◆ The task: All lines that hold the string "placeholder" should be copied. Find them in the listing below.
*** Block opens ***
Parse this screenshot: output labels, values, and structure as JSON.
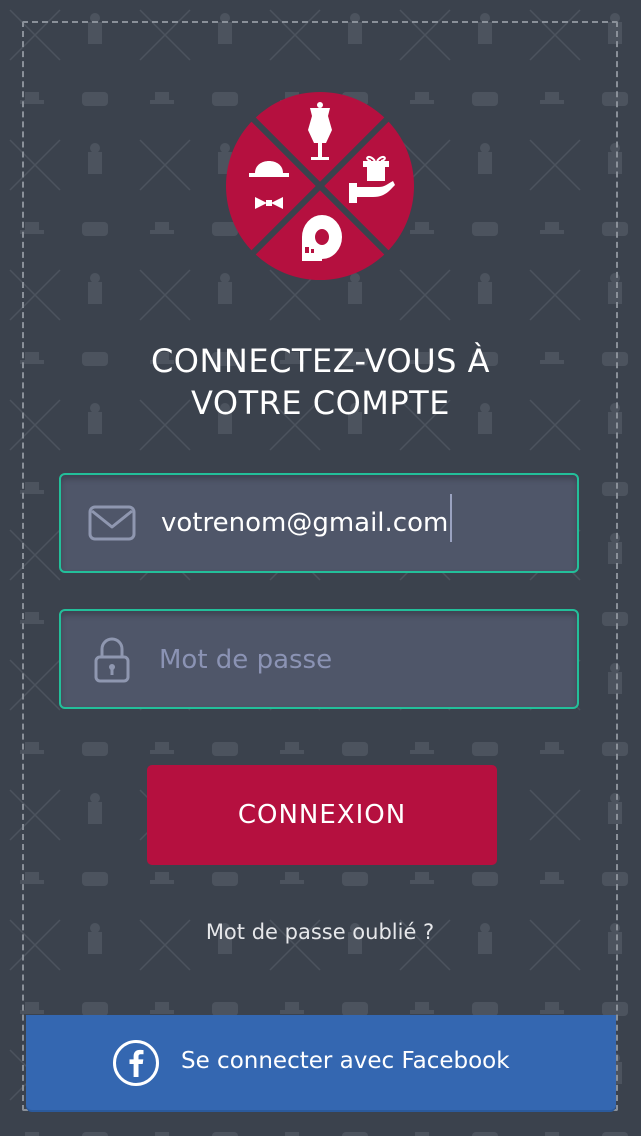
{
  "login": {
    "title_line1": "CONNECTEZ-VOUS À",
    "title_line2": "VOTRE COMPTE",
    "email": {
      "value": "votrenom@gmail.com",
      "icon": "envelope-icon"
    },
    "password": {
      "placeholder": "Mot de passe",
      "icon": "lock-icon"
    },
    "submit_label": "CONNEXION",
    "forgot_label": "Mot de passe oublié ?",
    "facebook_label": "Se connecter avec Facebook",
    "facebook_icon": "facebook-icon"
  },
  "logo": {
    "icons": [
      "mannequin-icon",
      "gift-in-hand-icon",
      "measuring-tape-icon",
      "hat-and-bowtie-icon"
    ]
  },
  "colors": {
    "background": "#3b424d",
    "accent": "#b5103f",
    "field_border": "#23bf9a",
    "field_fill": "#4f5669",
    "facebook": "#3467b1",
    "placeholder": "#8b93b4"
  }
}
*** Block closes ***
◆ Written reply:
      "placeholder": "Mot de passe",
    "placeholder": "#8b93b4"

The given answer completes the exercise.